* _PROBLEM STATEMENT_:
Your task is to write out exactly the lines from the line containing "Enumerate this screenshot's" through the end of the records, inclusive at both ends.

* _DATASET RECORDS_:
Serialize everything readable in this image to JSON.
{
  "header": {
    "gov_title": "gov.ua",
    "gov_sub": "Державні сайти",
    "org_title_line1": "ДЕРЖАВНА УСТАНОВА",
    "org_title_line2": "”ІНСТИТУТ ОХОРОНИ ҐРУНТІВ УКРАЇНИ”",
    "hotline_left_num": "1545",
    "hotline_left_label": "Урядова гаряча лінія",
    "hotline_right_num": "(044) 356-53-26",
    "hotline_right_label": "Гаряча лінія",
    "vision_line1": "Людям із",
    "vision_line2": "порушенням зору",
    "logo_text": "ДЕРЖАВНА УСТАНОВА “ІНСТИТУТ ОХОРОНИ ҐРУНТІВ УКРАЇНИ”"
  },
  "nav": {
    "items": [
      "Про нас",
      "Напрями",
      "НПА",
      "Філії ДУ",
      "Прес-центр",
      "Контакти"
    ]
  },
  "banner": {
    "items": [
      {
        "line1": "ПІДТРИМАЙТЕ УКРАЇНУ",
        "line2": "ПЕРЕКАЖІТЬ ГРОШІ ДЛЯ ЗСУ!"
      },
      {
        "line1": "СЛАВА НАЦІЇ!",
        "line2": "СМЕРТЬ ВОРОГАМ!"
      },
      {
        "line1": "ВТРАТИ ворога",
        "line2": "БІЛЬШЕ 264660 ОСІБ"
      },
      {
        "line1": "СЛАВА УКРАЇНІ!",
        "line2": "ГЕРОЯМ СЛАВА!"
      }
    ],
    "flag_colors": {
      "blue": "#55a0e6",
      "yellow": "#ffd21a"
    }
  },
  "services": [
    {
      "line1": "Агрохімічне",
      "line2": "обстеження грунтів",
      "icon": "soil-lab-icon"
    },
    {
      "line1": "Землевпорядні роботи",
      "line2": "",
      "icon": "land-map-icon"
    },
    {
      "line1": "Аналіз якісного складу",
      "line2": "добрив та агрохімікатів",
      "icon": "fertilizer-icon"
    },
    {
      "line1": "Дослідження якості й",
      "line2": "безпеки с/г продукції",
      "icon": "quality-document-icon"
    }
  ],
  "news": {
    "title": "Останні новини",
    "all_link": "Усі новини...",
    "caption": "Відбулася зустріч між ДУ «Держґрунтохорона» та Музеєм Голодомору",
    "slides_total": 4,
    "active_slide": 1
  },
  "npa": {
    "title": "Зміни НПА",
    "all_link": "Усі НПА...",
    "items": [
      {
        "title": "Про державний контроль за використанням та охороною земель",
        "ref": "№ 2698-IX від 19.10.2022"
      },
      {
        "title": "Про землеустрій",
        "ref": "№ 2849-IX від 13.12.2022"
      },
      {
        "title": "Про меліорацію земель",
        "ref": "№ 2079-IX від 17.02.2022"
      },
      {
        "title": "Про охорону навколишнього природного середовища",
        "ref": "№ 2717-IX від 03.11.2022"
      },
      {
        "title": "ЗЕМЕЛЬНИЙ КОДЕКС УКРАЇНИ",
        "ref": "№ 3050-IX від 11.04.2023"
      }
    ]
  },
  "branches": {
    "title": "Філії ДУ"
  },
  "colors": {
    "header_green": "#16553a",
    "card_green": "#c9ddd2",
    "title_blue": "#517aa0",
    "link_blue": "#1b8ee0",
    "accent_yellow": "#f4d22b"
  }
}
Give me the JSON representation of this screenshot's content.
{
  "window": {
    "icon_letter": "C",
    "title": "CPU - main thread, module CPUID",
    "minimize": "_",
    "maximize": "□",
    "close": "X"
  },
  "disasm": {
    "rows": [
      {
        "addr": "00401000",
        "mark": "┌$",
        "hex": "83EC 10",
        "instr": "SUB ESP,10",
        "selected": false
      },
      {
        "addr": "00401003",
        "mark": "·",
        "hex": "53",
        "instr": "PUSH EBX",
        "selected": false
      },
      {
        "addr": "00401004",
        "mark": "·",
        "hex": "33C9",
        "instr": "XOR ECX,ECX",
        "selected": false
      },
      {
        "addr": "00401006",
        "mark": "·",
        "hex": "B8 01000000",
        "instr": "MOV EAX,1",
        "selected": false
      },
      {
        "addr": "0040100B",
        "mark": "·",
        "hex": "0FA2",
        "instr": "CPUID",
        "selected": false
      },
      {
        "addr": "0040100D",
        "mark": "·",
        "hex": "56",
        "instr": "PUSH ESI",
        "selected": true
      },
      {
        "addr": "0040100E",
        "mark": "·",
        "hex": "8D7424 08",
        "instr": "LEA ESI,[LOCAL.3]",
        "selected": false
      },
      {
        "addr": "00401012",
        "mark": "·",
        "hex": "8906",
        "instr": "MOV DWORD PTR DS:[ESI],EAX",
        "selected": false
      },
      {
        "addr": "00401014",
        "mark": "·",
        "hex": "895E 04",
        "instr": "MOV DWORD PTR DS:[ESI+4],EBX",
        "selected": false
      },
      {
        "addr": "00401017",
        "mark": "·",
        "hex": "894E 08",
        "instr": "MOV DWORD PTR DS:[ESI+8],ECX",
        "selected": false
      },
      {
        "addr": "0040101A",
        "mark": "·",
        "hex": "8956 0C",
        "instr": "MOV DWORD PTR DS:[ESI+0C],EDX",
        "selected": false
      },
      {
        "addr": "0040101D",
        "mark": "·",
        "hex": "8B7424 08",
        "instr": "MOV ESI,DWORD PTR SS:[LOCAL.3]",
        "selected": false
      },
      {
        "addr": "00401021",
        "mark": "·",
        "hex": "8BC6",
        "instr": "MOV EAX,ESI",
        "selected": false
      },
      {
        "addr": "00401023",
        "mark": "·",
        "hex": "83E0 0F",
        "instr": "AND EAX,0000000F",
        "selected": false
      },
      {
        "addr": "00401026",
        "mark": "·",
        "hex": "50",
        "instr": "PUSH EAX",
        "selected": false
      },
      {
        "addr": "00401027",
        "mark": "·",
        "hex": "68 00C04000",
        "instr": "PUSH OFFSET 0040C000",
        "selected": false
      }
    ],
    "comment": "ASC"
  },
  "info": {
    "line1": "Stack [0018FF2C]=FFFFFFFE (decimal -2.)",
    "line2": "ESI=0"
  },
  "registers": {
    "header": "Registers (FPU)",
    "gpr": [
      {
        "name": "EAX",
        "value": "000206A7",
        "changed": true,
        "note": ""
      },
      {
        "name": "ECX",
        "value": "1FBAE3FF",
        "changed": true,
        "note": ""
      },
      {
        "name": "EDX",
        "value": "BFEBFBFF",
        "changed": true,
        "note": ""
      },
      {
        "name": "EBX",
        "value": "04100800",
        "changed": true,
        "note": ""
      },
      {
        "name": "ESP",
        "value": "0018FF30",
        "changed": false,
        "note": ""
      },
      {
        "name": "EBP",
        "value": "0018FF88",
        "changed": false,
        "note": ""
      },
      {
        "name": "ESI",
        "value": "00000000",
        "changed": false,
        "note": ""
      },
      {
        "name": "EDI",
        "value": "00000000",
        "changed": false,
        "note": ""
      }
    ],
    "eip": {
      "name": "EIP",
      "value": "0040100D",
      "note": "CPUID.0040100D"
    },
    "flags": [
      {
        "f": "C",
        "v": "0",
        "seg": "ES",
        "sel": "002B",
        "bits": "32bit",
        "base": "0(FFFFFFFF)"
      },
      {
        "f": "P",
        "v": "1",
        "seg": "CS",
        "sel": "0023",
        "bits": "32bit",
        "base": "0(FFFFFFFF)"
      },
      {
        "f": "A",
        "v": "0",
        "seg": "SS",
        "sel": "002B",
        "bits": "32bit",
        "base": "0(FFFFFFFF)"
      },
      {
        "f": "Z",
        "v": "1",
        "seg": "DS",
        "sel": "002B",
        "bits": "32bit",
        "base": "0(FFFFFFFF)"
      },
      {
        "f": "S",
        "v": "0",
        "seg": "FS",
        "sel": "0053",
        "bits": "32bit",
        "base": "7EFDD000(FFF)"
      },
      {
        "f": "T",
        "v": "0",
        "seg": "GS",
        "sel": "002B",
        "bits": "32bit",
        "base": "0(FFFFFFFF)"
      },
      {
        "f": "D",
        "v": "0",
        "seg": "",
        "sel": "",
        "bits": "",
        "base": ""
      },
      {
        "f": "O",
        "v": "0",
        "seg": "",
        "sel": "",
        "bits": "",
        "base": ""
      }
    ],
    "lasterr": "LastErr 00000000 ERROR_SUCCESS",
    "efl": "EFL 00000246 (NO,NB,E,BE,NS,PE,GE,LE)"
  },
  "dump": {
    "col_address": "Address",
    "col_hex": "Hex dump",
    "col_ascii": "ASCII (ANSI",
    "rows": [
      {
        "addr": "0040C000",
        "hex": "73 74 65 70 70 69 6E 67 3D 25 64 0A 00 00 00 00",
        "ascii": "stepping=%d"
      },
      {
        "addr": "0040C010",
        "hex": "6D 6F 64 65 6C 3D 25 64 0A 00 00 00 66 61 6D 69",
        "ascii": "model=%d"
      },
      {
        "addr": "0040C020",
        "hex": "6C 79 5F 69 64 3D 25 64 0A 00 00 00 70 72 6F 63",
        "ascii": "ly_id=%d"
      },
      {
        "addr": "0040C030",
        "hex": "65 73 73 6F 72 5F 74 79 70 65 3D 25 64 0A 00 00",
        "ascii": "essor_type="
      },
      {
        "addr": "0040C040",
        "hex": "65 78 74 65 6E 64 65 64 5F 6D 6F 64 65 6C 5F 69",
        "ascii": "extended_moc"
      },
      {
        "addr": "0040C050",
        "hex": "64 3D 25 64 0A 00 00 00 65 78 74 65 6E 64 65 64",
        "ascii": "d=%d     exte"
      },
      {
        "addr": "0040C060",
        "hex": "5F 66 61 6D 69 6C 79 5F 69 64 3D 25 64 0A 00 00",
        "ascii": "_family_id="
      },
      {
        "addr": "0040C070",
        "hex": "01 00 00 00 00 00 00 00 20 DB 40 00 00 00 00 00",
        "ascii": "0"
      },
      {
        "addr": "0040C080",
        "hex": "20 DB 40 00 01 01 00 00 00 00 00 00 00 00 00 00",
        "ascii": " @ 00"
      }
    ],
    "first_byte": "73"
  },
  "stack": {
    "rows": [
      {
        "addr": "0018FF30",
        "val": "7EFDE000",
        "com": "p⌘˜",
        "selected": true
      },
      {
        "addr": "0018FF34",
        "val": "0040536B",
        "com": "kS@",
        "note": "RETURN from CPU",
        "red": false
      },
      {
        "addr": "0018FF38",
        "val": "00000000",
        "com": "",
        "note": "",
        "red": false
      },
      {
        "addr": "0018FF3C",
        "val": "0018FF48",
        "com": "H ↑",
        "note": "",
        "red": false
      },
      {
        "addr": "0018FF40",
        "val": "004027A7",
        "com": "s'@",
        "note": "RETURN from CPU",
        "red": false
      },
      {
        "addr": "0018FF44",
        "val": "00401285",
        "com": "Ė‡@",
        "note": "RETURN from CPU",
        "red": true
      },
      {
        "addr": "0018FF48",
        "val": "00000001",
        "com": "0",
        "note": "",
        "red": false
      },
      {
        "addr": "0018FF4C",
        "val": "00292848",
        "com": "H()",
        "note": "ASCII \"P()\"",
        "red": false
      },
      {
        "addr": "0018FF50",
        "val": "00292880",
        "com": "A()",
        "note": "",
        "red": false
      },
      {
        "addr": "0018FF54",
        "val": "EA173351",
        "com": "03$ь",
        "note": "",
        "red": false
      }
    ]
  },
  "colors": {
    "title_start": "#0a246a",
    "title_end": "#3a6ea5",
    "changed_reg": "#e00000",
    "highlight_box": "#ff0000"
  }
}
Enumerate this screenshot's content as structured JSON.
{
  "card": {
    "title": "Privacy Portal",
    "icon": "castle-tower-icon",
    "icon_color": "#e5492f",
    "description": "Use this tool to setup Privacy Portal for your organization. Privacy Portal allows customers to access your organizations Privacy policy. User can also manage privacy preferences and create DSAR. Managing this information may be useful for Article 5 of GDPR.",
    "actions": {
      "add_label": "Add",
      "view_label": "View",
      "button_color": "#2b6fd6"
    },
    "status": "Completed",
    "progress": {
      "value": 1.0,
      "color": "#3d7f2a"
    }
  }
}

* _SOLVED PROBLEM_:
Enumerate this screenshot's content as structured JSON.
{
  "card": {
    "title": "Privacy Portal",
    "icon": "castle-tower-icon",
    "icon_color": "#e5492f",
    "description": "Use this tool to setup Privacy Portal for your organization. Privacy Portal allows customers to access your organizations Privacy policy. User can also manage privacy preferences and create DSAR. Managing this information may be useful for Article 5 of GDPR.",
    "actions": {
      "add_label": "Add",
      "view_label": "View",
      "button_color": "#2b6fd6"
    },
    "status": "Completed",
    "progress": {
      "value": 1.0,
      "color": "#3d7f2a"
    }
  }
}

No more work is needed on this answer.